» WHAT IS NEEDED:
Look through the listing below, and wherever a line has the string "icon", pull it out.

» RECORDS SHOWN:

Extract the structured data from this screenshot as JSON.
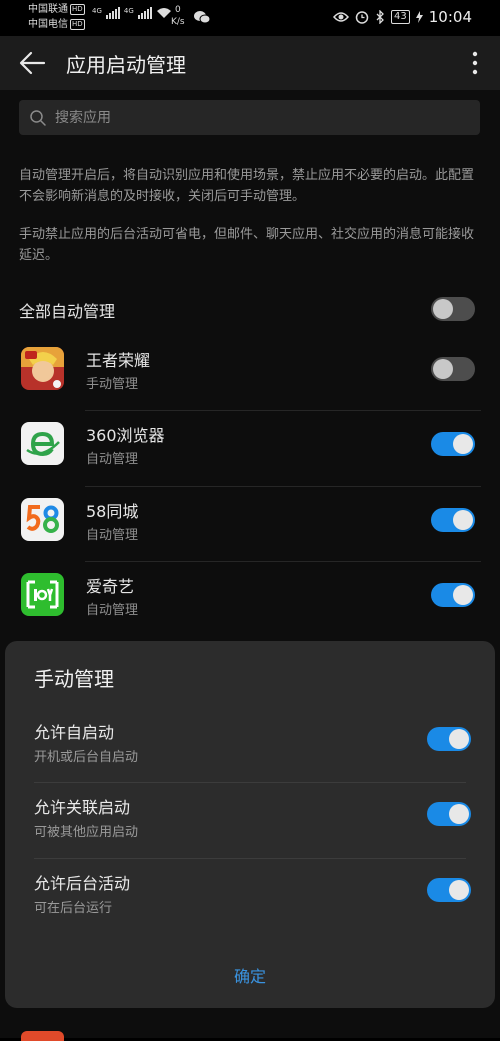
{
  "status_bar": {
    "carrier1": "中国联通",
    "carrier2": "中国电信",
    "hd": "HD",
    "net1": "4G",
    "net2": "4G",
    "speed_value": "0",
    "speed_unit": "K/s",
    "battery": "43",
    "time": "10:04"
  },
  "app_bar": {
    "title": "应用启动管理"
  },
  "search": {
    "placeholder": "搜索应用"
  },
  "description": {
    "para1": "自动管理开启后，将自动识别应用和使用场景，禁止应用不必要的启动。此配置不会影响新消息的及时接收，关闭后可手动管理。",
    "para2": "手动禁止应用的后台活动可省电，但邮件、聊天应用、社交应用的消息可能接收延迟。"
  },
  "all_auto": {
    "label": "全部自动管理",
    "enabled": false
  },
  "apps": [
    {
      "name": "王者荣耀",
      "mode": "手动管理",
      "enabled": false,
      "icon": "game-icon"
    },
    {
      "name": "360浏览器",
      "mode": "自动管理",
      "enabled": true,
      "icon": "browser-icon"
    },
    {
      "name": "58同城",
      "mode": "自动管理",
      "enabled": true,
      "icon": "58-icon"
    },
    {
      "name": "爱奇艺",
      "mode": "自动管理",
      "enabled": true,
      "icon": "iqiyi-icon"
    }
  ],
  "dialog": {
    "title": "手动管理",
    "options": [
      {
        "label": "允许自启动",
        "sub": "开机或后台自启动",
        "enabled": true
      },
      {
        "label": "允许关联启动",
        "sub": "可被其他应用启动",
        "enabled": true
      },
      {
        "label": "允许后台活动",
        "sub": "可在后台运行",
        "enabled": true
      }
    ],
    "confirm": "确定"
  },
  "colors": {
    "accent": "#1a8ae6",
    "confirm_text": "#3a93e0",
    "dialog_bg": "#2c2c2c",
    "background": "#0d0d0d"
  }
}
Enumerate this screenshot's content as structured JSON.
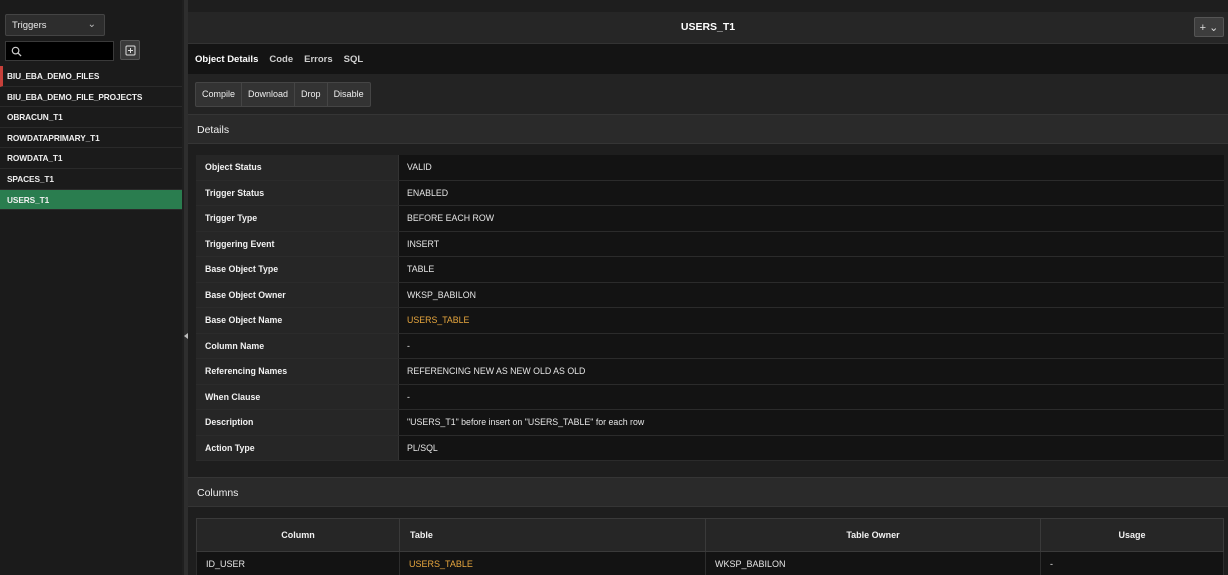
{
  "sidebar": {
    "object_type": "Triggers",
    "search_placeholder": "",
    "items": [
      {
        "label": "BIU_EBA_DEMO_FILES",
        "active": false
      },
      {
        "label": "BIU_EBA_DEMO_FILE_PROJECTS",
        "active": false
      },
      {
        "label": "OBRACUN_T1",
        "active": false
      },
      {
        "label": "ROWDATAPRIMARY_T1",
        "active": false
      },
      {
        "label": "ROWDATA_T1",
        "active": false
      },
      {
        "label": "SPACES_T1",
        "active": false
      },
      {
        "label": "USERS_T1",
        "active": true
      }
    ]
  },
  "header": {
    "title": "USERS_T1",
    "plus_label": "+ ⌄"
  },
  "tabs": [
    "Object Details",
    "Code",
    "Errors",
    "SQL"
  ],
  "toolbar": {
    "compile": "Compile",
    "download": "Download",
    "drop": "Drop",
    "disable": "Disable"
  },
  "details": {
    "heading": "Details",
    "rows": [
      {
        "label": "Object Status",
        "value": "VALID"
      },
      {
        "label": "Trigger Status",
        "value": "ENABLED"
      },
      {
        "label": "Trigger Type",
        "value": "BEFORE EACH ROW"
      },
      {
        "label": "Triggering Event",
        "value": "INSERT"
      },
      {
        "label": "Base Object Type",
        "value": "TABLE"
      },
      {
        "label": "Base Object Owner",
        "value": "WKSP_BABILON"
      },
      {
        "label": "Base Object Name",
        "value": "USERS_TABLE"
      },
      {
        "label": "Column Name",
        "value": "-"
      },
      {
        "label": "Referencing Names",
        "value": "REFERENCING NEW AS NEW OLD AS OLD"
      },
      {
        "label": "When Clause",
        "value": "-"
      },
      {
        "label": "Description",
        "value": "\"USERS_T1\" before insert on \"USERS_TABLE\" for each row"
      },
      {
        "label": "Action Type",
        "value": "PL/SQL"
      }
    ]
  },
  "columns": {
    "heading": "Columns",
    "headers": [
      "Column",
      "Table",
      "Table Owner",
      "Usage"
    ],
    "rows": [
      {
        "column": "ID_USER",
        "table": "USERS_TABLE",
        "owner": "WKSP_BABILON",
        "usage": "-"
      }
    ]
  },
  "colors": {
    "active_item": "#2a7d4f",
    "link": "#e8a73e",
    "error_marker": "#c7403a"
  }
}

» SOLUTION FOR THIS TASK:
      "icon": "game-icon"
      "icon": "browser-icon"
      "icon": "58-icon"
      "icon": "iqiyi-icon"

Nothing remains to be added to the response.